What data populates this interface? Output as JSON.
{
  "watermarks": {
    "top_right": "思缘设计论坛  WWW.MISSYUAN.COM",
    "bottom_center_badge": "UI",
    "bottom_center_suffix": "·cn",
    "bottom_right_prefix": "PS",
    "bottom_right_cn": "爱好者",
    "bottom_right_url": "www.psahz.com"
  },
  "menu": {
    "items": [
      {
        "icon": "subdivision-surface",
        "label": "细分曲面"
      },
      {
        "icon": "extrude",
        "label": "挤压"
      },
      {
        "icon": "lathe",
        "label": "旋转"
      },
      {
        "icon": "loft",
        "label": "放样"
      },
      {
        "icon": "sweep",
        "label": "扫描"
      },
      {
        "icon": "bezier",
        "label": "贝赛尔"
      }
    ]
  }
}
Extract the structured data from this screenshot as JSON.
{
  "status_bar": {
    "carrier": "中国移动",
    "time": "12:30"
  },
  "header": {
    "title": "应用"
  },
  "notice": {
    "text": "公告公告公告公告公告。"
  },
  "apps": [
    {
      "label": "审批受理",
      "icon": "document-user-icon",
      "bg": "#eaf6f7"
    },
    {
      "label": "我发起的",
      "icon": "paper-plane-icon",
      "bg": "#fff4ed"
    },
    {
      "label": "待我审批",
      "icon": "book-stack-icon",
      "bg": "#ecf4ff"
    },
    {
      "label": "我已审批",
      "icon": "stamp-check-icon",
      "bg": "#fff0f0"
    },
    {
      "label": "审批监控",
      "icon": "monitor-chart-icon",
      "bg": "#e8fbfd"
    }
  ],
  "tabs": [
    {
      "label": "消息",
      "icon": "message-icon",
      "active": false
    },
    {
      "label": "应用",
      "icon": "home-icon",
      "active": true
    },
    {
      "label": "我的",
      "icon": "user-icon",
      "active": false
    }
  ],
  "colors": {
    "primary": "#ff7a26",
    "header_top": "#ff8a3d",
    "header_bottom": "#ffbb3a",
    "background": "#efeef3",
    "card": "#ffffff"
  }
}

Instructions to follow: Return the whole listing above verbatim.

Answer section:
What data populates this interface? Output as JSON.
{
  "watermarks": {
    "top_right": "思缘设计论坛  WWW.MISSYUAN.COM",
    "bottom_center_badge": "UI",
    "bottom_center_suffix": "·cn",
    "bottom_right_prefix": "PS",
    "bottom_right_cn": "爱好者",
    "bottom_right_url": "www.psahz.com"
  },
  "menu": {
    "items": [
      {
        "icon": "subdivision-surface",
        "label": "细分曲面"
      },
      {
        "icon": "extrude",
        "label": "挤压"
      },
      {
        "icon": "lathe",
        "label": "旋转"
      },
      {
        "icon": "loft",
        "label": "放样"
      },
      {
        "icon": "sweep",
        "label": "扫描"
      },
      {
        "icon": "bezier",
        "label": "贝赛尔"
      }
    ]
  }
}
Extract the structured data from this screenshot as JSON.
{
  "status_bar": {
    "carrier": "中国移动",
    "time": "12:30"
  },
  "header": {
    "title": "应用"
  },
  "notice": {
    "text": "公告公告公告公告公告。"
  },
  "apps": [
    {
      "label": "审批受理",
      "icon": "document-user-icon",
      "bg": "#eaf6f7"
    },
    {
      "label": "我发起的",
      "icon": "paper-plane-icon",
      "bg": "#fff4ed"
    },
    {
      "label": "待我审批",
      "icon": "book-stack-icon",
      "bg": "#ecf4ff"
    },
    {
      "label": "我已审批",
      "icon": "stamp-check-icon",
      "bg": "#fff0f0"
    },
    {
      "label": "审批监控",
      "icon": "monitor-chart-icon",
      "bg": "#e8fbfd"
    }
  ],
  "tabs": [
    {
      "label": "消息",
      "icon": "message-icon",
      "active": false
    },
    {
      "label": "应用",
      "icon": "home-icon",
      "active": true
    },
    {
      "label": "我的",
      "icon": "user-icon",
      "active": false
    }
  ],
  "colors": {
    "primary": "#ff7a26",
    "header_top": "#ff8a3d",
    "header_bottom": "#ffbb3a",
    "background": "#efeef3",
    "card": "#ffffff"
  }
}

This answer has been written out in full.